[Element data from apps and pages]
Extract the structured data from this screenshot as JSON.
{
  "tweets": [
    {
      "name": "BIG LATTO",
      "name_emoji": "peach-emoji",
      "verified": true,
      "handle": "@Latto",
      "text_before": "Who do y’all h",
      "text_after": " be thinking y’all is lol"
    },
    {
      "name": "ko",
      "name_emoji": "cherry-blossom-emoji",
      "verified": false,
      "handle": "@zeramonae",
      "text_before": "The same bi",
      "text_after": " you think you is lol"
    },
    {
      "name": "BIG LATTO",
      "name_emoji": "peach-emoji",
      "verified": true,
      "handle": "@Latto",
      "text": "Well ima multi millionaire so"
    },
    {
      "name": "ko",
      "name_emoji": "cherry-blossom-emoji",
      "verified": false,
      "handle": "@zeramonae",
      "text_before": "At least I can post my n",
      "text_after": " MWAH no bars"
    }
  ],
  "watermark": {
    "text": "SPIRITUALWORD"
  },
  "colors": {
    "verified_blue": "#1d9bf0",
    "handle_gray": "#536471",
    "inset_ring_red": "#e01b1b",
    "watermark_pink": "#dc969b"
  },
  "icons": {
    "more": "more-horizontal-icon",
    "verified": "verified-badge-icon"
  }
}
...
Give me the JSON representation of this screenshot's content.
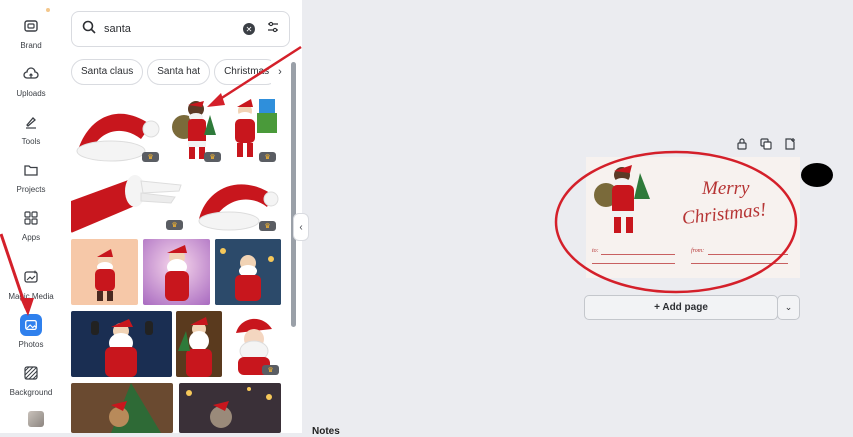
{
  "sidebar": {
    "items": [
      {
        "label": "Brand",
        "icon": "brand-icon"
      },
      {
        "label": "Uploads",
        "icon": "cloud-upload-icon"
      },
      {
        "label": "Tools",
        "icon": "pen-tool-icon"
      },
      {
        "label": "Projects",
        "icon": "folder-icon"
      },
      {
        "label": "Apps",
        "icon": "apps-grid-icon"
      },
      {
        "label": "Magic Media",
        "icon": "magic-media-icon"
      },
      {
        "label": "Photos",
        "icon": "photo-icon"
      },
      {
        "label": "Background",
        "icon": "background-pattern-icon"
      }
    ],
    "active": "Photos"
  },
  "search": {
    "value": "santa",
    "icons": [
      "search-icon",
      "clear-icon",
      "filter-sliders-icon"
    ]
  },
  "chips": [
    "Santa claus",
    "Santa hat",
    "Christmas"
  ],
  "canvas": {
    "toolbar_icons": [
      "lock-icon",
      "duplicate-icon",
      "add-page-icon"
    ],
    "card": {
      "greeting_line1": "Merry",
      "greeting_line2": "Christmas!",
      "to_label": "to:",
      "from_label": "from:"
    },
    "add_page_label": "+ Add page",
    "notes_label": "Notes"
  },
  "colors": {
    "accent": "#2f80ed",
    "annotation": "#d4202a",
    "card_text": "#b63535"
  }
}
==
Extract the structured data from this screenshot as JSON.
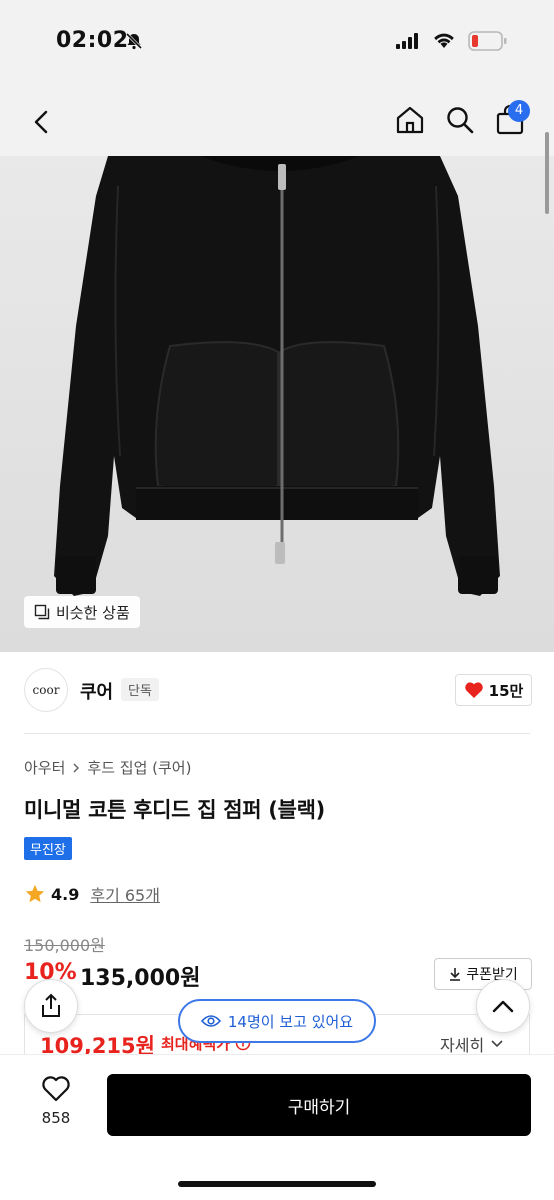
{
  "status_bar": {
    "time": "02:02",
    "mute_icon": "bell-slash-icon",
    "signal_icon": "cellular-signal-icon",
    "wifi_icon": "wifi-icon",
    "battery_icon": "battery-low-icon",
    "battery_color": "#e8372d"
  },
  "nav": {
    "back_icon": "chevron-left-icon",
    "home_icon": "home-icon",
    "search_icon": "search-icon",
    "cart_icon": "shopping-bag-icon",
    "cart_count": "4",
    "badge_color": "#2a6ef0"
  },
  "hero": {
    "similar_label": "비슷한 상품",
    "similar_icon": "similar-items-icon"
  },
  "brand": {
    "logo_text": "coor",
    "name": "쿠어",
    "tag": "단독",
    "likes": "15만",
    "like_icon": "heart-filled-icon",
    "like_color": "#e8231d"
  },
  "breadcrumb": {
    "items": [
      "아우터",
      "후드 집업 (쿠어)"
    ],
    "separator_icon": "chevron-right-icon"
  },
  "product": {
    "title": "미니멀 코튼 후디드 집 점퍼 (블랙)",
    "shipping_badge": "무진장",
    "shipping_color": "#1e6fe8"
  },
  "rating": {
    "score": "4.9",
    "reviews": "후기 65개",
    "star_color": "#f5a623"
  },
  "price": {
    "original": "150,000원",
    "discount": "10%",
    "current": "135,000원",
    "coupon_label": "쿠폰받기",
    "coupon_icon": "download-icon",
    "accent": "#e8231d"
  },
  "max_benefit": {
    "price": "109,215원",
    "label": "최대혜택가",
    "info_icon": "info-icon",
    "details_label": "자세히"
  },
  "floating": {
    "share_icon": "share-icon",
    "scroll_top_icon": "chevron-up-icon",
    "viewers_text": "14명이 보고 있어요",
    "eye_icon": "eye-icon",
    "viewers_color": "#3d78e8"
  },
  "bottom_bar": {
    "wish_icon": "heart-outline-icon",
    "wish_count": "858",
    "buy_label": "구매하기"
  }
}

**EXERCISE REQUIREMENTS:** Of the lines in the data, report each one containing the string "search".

**RESULT OF THIS TASK:**
  "search": {
      "search-icon",
    "search_icon": "search-icon",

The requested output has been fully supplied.